John Burns

Countless squares of shattered glass were scattered across the asphalt. Like seeds thrown to barren earth where they can never take root. Under her feet the glass ground against the pavement and cut into her flesh.

Where was her shoe?

Wind whistled in her ears, but she couldn’t feel it on her face. Everything was loud, roaring, screaming, but she couldn’t make any of it out. Cupping her hand to her ear, she found it wet and sticky. She pulled her hand back and stared at it.

Color was smeared across her fingers. It alternated bright red or rich brown in the flashing lights. She looked up toward the blue and red lights, holding her hand over her eyes and squinting into the brightness. All of a sudden she felt very, very dizzy.

Out of the light, a figure strode toward her, catching her as she felt her knees give out.

“Ma’am? You’ve been in a car accident. Are you alright? Do you know where you are?”

The face of a handsome man looked down at her, she smiled then tried to brush the hair out of her face, leaving behind a smear of blood.

“I can’t find my shoe.”

Memphis Note
For several years, the intersection of Riverdale and Winchester was the most dangerous intersection in the state for car accidents. The large number of traffic lights, the broad streets, and the dozens of turnins to the retail establishments meant you never knew where danger was going to come from. Accidents were happening at least once a day, many of them injury accidents.

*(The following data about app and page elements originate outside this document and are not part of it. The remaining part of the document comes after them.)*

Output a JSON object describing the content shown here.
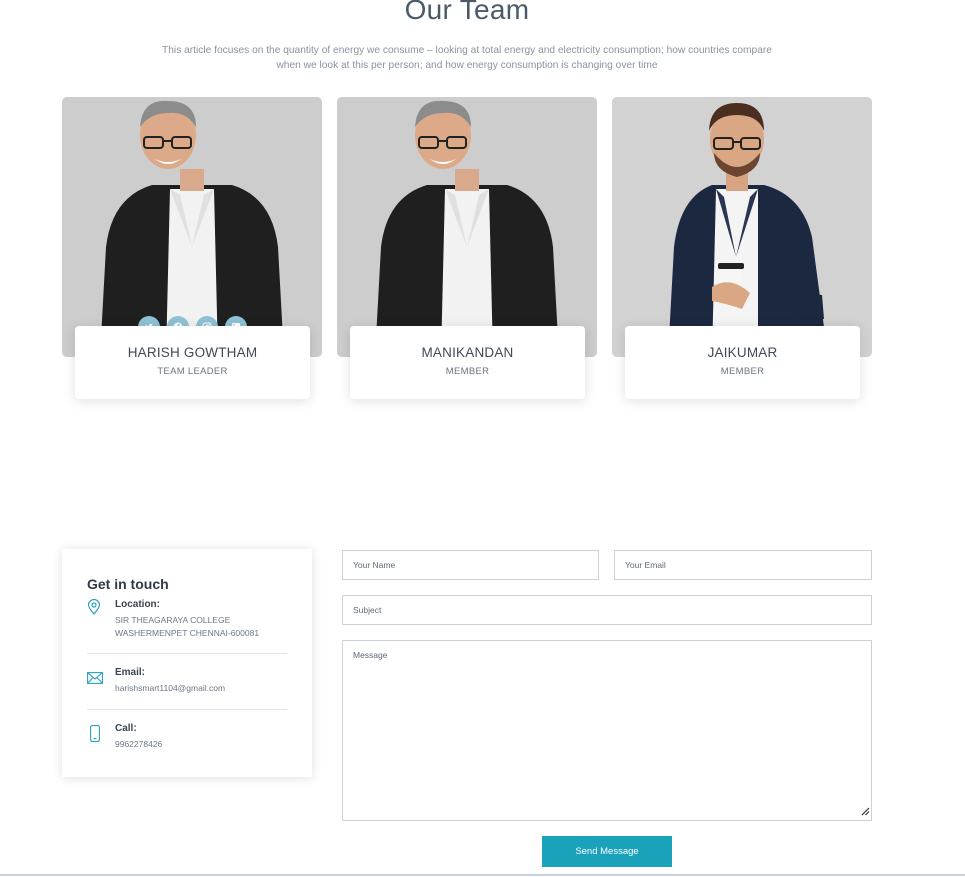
{
  "team": {
    "title": "Our Team",
    "description_line1": "This article focuses on the quantity of energy we consume – looking at total energy and electricity consumption; how countries compare",
    "description_line2": "when we look at this per person; and how energy consumption is changing over time",
    "members": [
      {
        "name": "HARISH GOWTHAM",
        "role": "TEAM LEADER",
        "socials": [
          "twitter-icon",
          "facebook-icon",
          "instagram-icon",
          "linkedin-icon"
        ]
      },
      {
        "name": "MANIKANDAN",
        "role": "MEMBER"
      },
      {
        "name": "JAIKUMAR",
        "role": "MEMBER"
      }
    ]
  },
  "contact": {
    "heading": "Get in touch",
    "location": {
      "label": "Location:",
      "line1": "SIR THEAGARAYA COLLEGE",
      "line2": "WASHERMENPET CHENNAI-600081",
      "icon": "map-pin-icon"
    },
    "email": {
      "label": "Email:",
      "value": "harishsmart1104@gmail.com",
      "icon": "envelope-icon"
    },
    "call": {
      "label": "Call:",
      "value": "9962278426",
      "icon": "phone-icon"
    }
  },
  "form": {
    "name_placeholder": "Your Name",
    "email_placeholder": "Your Email",
    "subject_placeholder": "Subject",
    "message_placeholder": "Message",
    "submit_label": "Send Message"
  },
  "colors": {
    "accent": "#1aa2bb",
    "social_icon_bg": "#8fc2d6",
    "heading": "#4b5a6a"
  }
}
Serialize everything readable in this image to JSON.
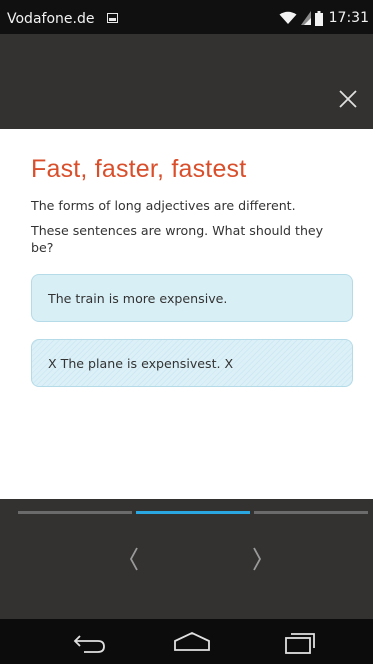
{
  "status_bar": {
    "carrier": "Vodafone.de",
    "time": "17:31",
    "icons": [
      "image-notification-icon",
      "wifi-icon",
      "signal-icon",
      "battery-icon"
    ]
  },
  "header": {
    "close_icon": "close-icon"
  },
  "exercise": {
    "title": "Fast, faster, fastest",
    "instruction_1": "The forms of long adjectives are different.",
    "instruction_2": "These sentences are wrong. What should they be?",
    "answers": [
      {
        "text": "The train is more expensive."
      },
      {
        "text": "X The plane is expensivest. X"
      }
    ]
  },
  "pager": {
    "page_count": 3,
    "current_page": 2,
    "prev_icon": "chevron-left-icon",
    "next_icon": "chevron-right-icon"
  },
  "system_nav": {
    "icons": [
      "back-icon",
      "home-icon",
      "recent-apps-icon"
    ]
  },
  "colors": {
    "accent_title": "#d94f2b",
    "progress_active": "#2aa6e0",
    "answer_bg": "#d9eff6",
    "header_bg": "#333231"
  }
}
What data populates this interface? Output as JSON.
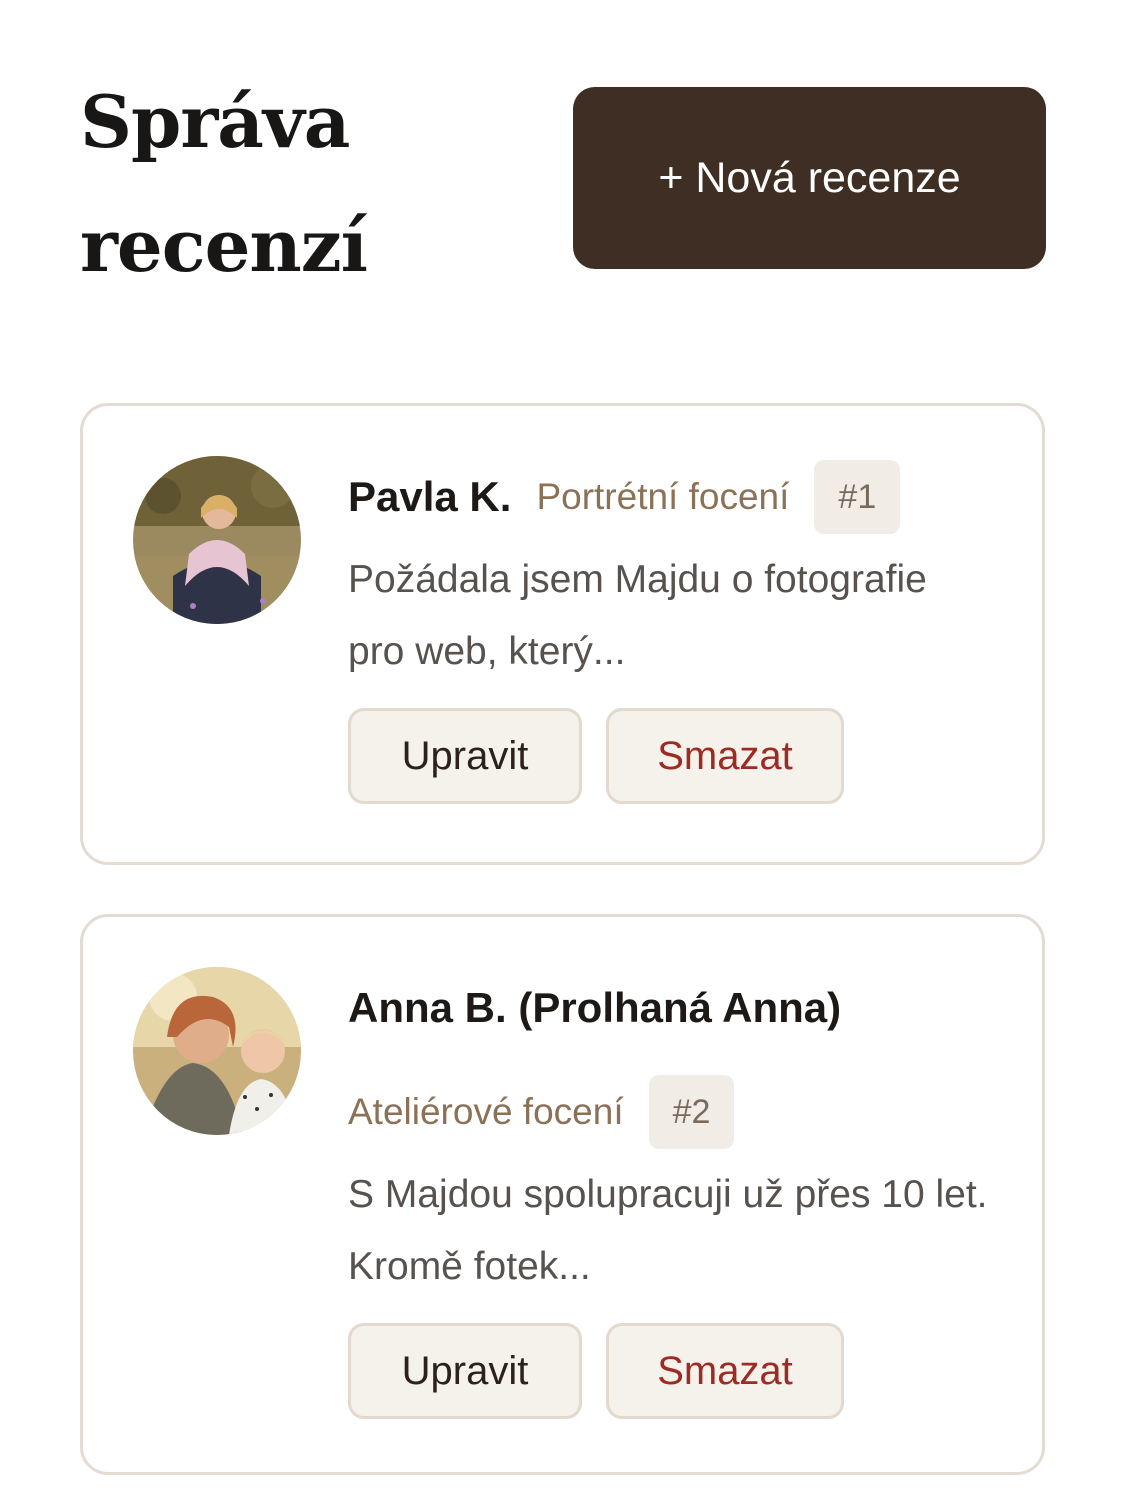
{
  "header": {
    "title": "Správa recenzí",
    "new_review_label": "+ Nová recenze"
  },
  "reviews": [
    {
      "author": "Pavla K.",
      "category": "Portrétní focení",
      "order": "#1",
      "excerpt": "Požádala jsem Majdu o fotografie pro web, který...",
      "edit_label": "Upravit",
      "delete_label": "Smazat"
    },
    {
      "author": "Anna B. (Prolhaná Anna)",
      "category": "Ateliérové focení",
      "order": "#2",
      "excerpt": "S Majdou spolupracuji už přes 10 let. Kromě fotek...",
      "edit_label": "Upravit",
      "delete_label": "Smazat"
    }
  ],
  "colors": {
    "primary_button": "#3e2e23",
    "category_text": "#8b7257",
    "delete_text": "#9d2a23",
    "card_border": "#e4dcd3"
  }
}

In recent years, the number of wrecks has decreased due to most of the key stores moving to safer areas of the city, causing a decrease in the area’s traffic.